*Task brief*. Once every line below with "then" has been counted, state the total and nothing else.

►

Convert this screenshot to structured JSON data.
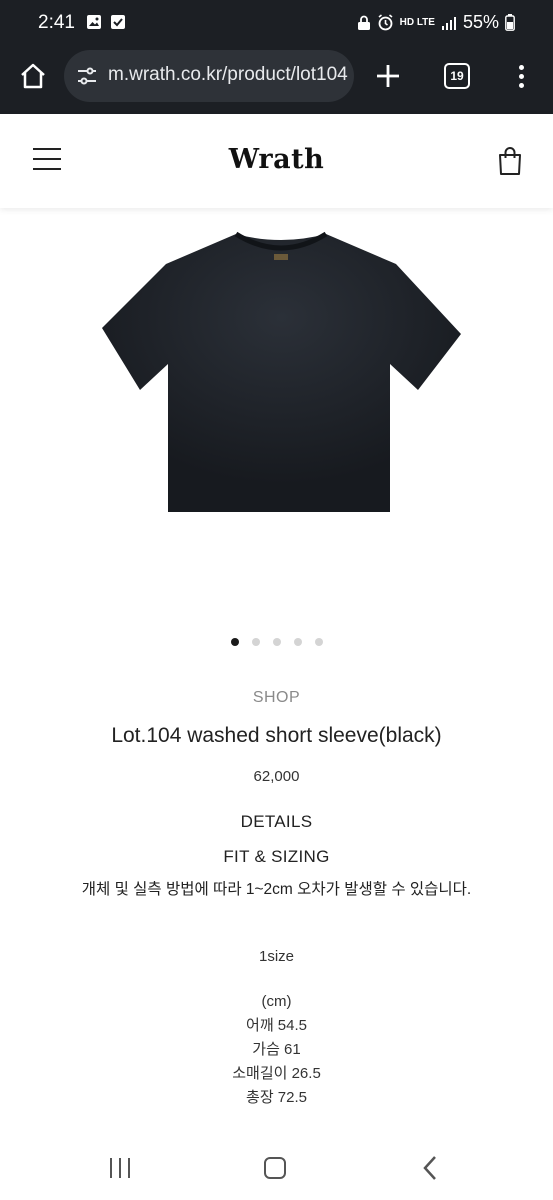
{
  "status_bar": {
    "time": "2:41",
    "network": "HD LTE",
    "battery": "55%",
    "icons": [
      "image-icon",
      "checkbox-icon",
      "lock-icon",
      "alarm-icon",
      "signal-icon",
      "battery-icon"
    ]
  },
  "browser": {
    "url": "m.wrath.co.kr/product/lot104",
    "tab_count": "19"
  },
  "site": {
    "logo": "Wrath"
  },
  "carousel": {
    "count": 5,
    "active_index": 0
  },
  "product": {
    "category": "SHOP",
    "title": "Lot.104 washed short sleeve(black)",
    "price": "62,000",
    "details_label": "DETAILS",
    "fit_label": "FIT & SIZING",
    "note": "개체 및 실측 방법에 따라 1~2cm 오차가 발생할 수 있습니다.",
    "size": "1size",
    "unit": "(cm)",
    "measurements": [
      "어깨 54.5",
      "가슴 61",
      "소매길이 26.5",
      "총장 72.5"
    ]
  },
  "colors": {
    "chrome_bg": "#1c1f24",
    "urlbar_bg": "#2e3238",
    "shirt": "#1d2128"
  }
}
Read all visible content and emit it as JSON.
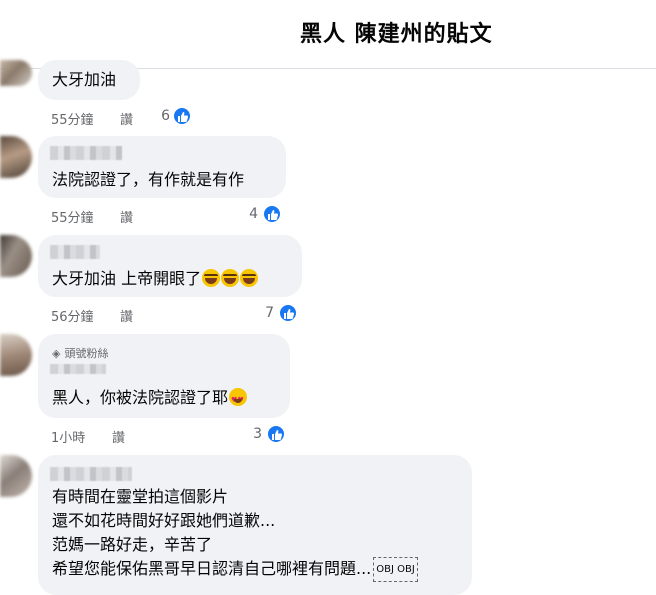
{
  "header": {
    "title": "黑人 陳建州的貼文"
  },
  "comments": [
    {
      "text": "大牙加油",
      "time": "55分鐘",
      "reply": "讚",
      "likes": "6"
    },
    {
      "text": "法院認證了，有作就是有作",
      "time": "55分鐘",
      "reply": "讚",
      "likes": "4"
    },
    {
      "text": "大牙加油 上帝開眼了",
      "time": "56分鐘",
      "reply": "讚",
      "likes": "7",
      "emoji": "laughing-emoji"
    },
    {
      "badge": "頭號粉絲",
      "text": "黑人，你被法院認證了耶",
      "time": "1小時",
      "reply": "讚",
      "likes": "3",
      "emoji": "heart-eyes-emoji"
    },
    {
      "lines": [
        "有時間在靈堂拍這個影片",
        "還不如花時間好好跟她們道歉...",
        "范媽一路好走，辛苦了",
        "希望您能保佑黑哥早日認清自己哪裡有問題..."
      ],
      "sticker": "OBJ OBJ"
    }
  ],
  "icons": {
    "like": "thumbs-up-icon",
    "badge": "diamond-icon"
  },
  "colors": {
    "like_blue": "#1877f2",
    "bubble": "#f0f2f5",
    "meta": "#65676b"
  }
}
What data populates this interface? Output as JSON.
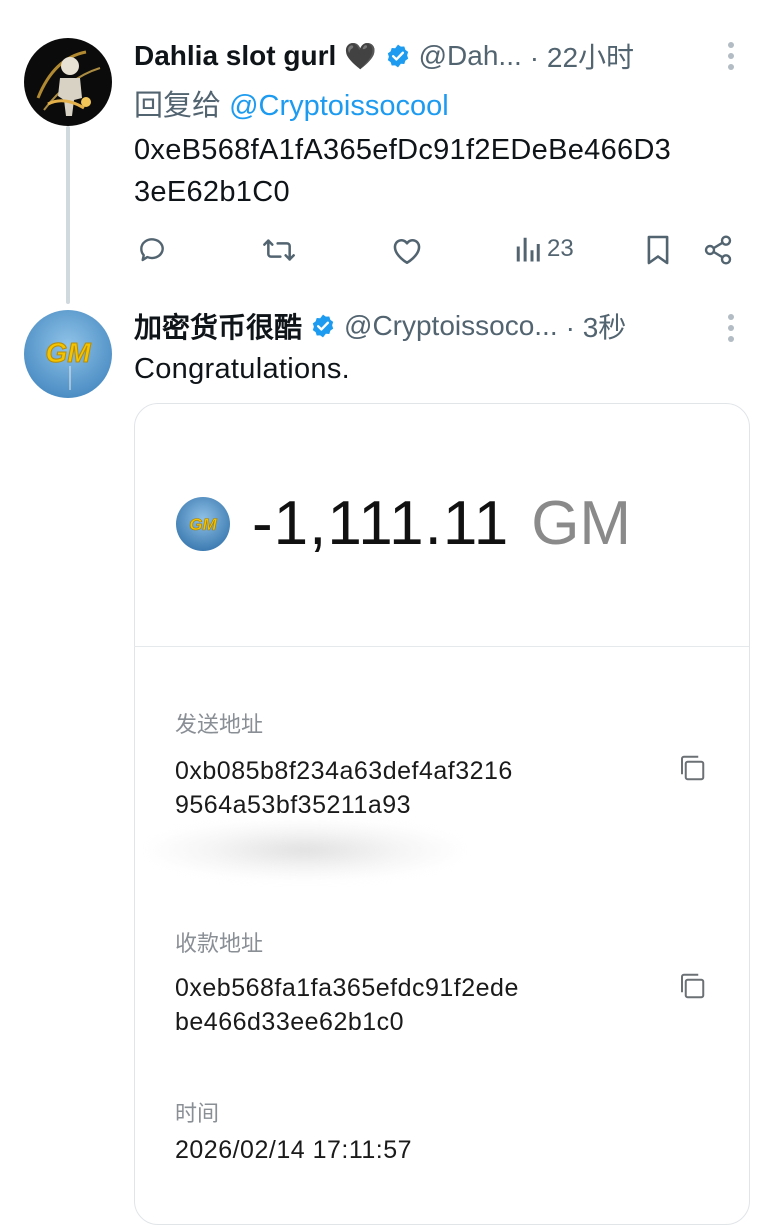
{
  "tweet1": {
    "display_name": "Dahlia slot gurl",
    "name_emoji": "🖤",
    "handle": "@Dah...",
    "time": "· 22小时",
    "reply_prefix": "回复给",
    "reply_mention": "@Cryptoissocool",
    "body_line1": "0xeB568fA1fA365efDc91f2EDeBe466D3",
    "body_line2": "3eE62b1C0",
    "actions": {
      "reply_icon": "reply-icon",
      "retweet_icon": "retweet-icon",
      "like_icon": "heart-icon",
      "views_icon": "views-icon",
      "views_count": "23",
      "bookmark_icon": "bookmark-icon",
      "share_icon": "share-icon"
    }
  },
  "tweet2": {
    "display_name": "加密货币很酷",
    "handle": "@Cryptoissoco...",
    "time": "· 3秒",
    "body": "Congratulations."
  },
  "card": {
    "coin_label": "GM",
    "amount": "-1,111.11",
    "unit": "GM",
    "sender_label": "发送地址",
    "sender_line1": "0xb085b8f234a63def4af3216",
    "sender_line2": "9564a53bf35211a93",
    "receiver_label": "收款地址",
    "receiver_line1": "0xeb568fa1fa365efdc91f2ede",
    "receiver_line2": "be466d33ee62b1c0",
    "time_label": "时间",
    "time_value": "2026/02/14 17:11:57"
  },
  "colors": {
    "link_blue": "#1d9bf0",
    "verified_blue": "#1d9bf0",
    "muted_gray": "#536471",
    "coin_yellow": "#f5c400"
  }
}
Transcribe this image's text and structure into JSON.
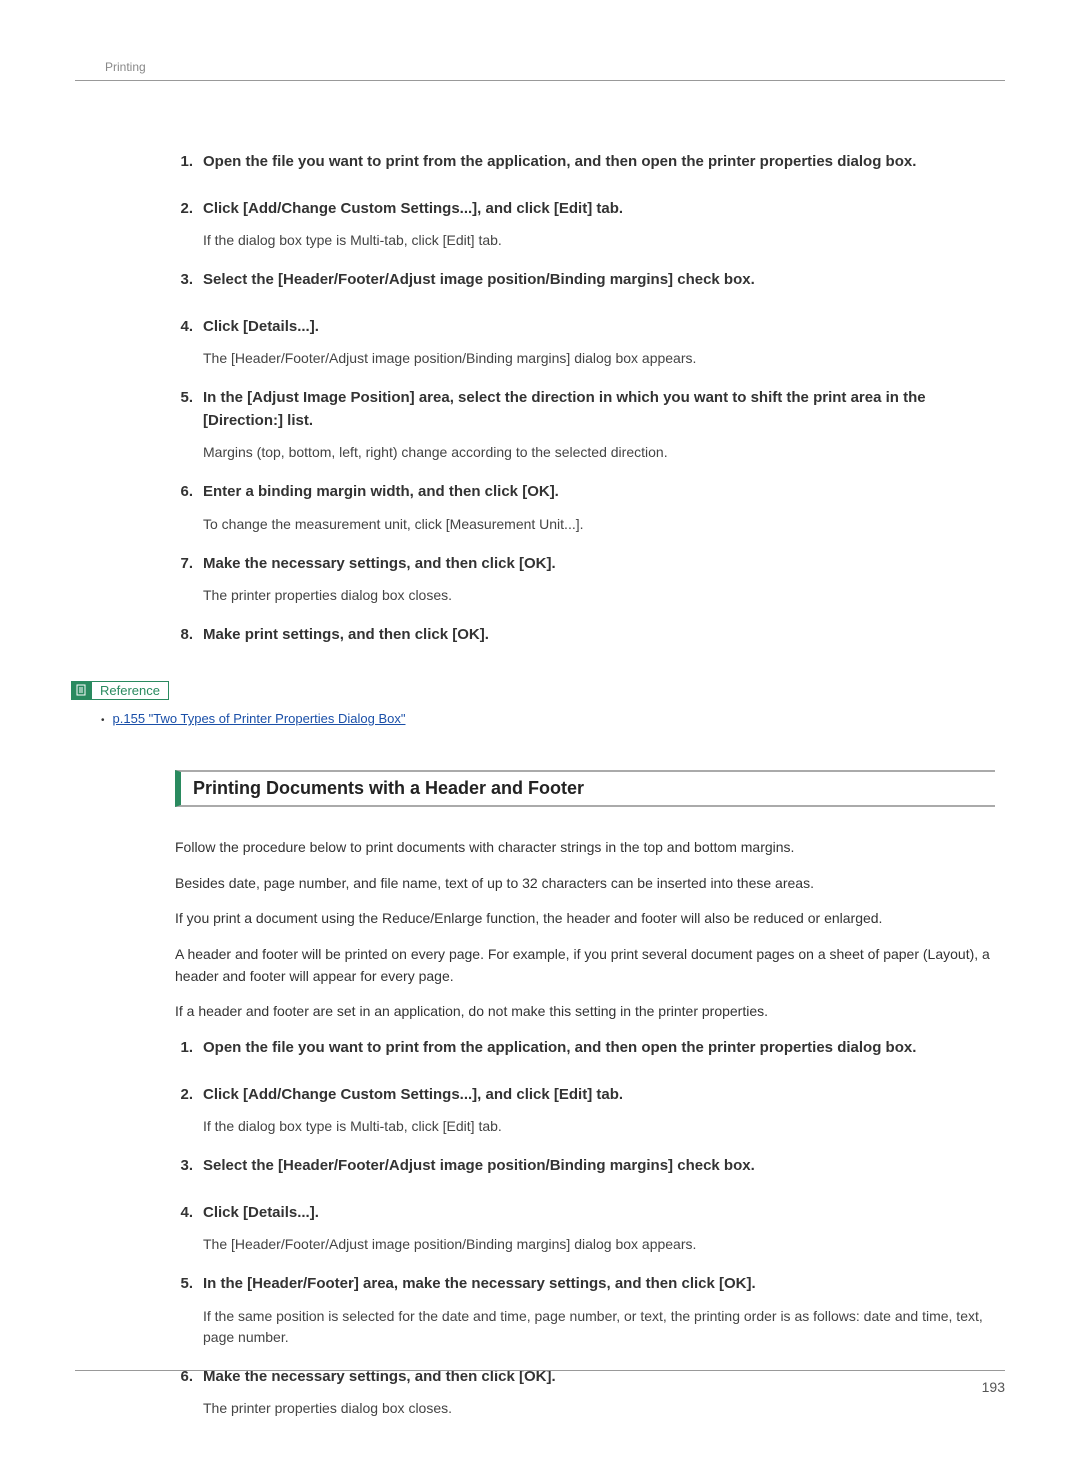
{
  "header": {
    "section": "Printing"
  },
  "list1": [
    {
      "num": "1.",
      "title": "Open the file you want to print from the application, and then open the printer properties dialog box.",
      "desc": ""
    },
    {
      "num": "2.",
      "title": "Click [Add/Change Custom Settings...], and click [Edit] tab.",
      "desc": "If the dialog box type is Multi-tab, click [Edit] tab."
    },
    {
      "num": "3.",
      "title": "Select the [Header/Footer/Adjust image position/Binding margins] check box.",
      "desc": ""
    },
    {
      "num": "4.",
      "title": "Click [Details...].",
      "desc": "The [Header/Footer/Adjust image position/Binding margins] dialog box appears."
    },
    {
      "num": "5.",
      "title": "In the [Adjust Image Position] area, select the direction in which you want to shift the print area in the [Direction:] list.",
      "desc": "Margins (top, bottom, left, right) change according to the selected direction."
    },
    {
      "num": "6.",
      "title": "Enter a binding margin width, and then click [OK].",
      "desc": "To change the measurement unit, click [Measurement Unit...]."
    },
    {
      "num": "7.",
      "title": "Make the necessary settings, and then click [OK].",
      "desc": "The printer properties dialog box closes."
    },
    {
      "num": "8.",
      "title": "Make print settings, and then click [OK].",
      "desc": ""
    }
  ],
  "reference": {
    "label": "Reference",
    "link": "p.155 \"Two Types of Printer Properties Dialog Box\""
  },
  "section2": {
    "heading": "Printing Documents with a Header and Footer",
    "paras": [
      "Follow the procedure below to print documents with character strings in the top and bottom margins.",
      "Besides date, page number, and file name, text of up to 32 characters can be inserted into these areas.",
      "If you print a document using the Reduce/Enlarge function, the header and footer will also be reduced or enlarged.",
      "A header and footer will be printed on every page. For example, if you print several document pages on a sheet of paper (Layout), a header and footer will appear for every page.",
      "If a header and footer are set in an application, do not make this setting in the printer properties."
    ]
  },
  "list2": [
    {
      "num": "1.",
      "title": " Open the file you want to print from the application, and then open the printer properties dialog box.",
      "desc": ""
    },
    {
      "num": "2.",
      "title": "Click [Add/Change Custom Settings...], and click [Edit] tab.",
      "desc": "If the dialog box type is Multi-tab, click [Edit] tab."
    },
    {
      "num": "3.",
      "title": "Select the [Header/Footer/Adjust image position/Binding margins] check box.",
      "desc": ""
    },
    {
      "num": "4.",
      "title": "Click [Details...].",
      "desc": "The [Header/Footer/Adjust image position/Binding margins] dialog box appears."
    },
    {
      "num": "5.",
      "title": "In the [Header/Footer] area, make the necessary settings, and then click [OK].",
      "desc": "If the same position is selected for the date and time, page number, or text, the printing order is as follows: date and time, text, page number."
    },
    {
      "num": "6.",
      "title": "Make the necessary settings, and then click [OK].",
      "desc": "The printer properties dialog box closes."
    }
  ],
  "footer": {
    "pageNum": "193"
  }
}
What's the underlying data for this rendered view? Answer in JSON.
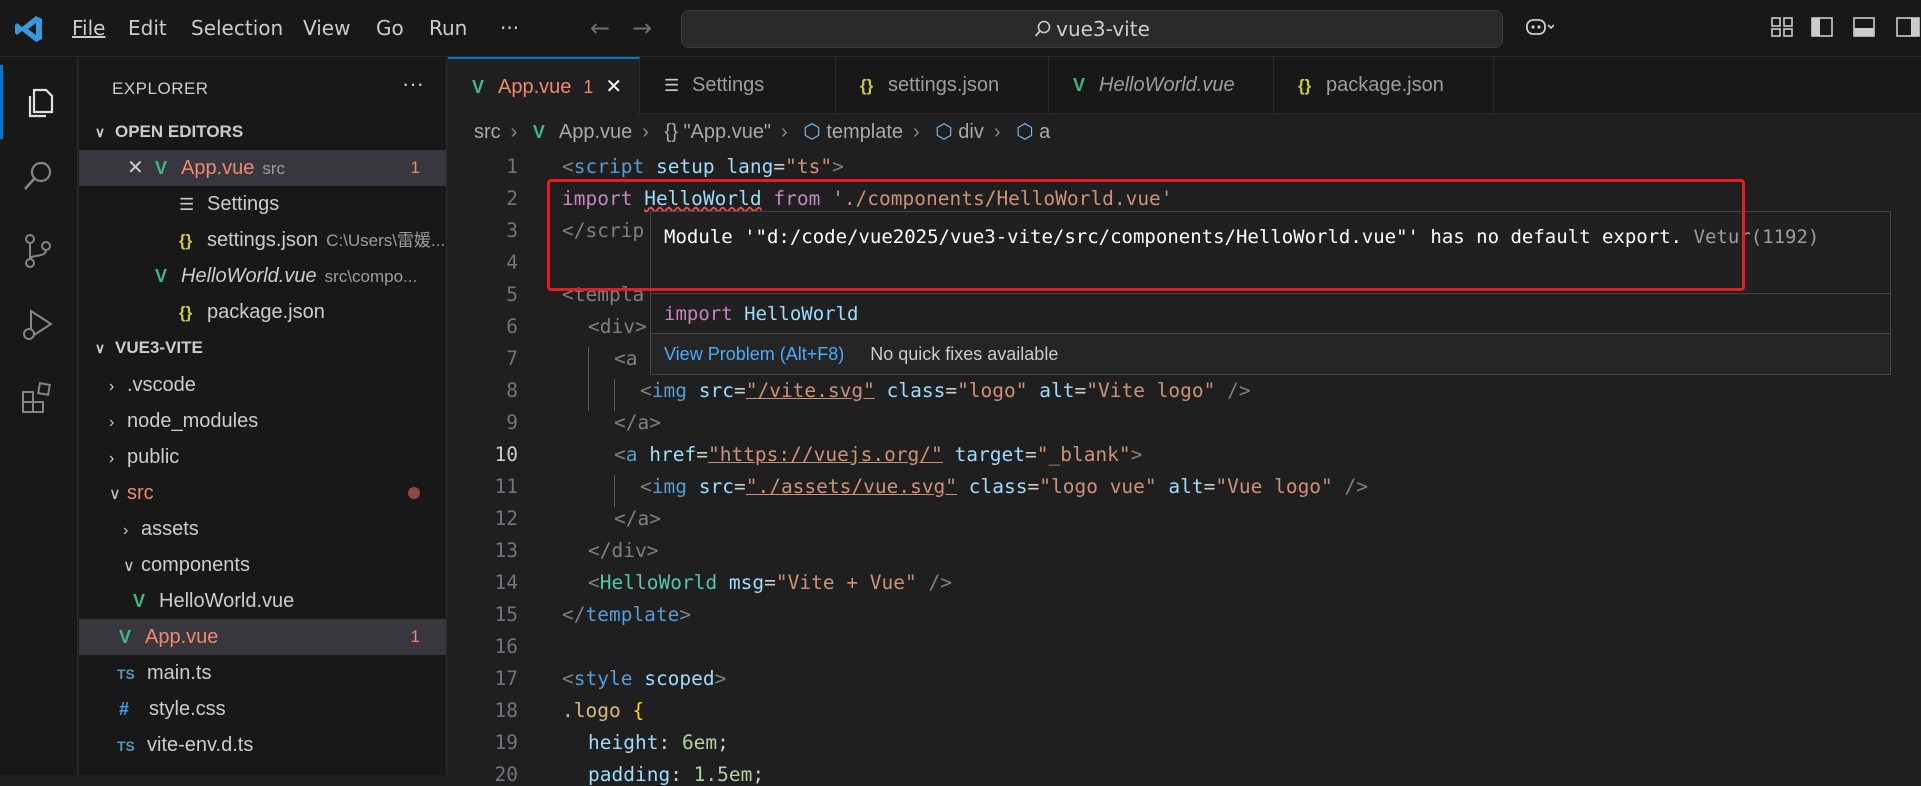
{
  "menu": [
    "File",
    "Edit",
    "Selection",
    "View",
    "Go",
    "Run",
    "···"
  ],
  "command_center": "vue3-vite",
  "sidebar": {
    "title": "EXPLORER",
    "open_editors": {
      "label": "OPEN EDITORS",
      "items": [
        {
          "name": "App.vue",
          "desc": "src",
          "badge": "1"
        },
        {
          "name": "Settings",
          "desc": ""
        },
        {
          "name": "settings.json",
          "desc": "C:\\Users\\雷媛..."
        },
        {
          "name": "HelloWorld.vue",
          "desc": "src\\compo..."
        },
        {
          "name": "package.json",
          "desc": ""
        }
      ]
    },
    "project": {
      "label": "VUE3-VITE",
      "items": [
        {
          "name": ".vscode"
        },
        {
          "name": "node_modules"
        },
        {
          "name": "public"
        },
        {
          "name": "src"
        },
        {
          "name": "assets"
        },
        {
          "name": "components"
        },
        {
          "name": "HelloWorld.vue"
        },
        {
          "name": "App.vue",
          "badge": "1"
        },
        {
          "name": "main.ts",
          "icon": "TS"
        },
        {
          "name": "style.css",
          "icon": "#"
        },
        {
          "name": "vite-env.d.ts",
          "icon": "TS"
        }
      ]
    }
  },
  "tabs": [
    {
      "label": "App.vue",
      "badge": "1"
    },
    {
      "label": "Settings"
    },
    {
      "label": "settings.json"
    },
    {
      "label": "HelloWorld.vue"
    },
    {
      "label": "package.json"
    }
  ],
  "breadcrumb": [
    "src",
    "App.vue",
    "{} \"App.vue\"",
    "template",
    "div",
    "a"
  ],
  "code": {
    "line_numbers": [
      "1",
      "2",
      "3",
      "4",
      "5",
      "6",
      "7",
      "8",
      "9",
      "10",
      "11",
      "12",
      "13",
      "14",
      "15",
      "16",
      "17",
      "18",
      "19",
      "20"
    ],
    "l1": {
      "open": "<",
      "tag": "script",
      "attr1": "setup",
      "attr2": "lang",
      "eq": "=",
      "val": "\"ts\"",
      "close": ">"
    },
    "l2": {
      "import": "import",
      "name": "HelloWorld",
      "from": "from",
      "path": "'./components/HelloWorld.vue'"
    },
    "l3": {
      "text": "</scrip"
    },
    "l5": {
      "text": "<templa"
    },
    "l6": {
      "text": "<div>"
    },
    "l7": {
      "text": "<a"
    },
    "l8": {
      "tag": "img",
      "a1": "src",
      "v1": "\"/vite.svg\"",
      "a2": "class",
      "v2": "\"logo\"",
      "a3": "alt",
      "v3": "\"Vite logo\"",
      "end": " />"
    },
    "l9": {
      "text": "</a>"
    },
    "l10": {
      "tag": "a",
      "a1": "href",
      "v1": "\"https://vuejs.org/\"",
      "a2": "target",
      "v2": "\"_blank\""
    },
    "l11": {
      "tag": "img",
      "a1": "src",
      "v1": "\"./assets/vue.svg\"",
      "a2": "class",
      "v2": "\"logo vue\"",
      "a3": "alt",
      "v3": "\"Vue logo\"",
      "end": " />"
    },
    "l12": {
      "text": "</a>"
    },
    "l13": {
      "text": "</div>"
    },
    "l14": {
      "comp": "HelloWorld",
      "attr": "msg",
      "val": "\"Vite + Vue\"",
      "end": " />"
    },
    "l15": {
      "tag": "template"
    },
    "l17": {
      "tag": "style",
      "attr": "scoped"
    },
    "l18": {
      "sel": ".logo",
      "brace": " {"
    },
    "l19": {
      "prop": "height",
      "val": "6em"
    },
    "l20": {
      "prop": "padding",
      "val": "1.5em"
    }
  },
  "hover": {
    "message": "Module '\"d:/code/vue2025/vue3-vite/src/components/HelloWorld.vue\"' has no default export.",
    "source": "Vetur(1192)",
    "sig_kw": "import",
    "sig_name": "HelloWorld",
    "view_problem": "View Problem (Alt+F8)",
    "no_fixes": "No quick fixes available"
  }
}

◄

*Solution*. 7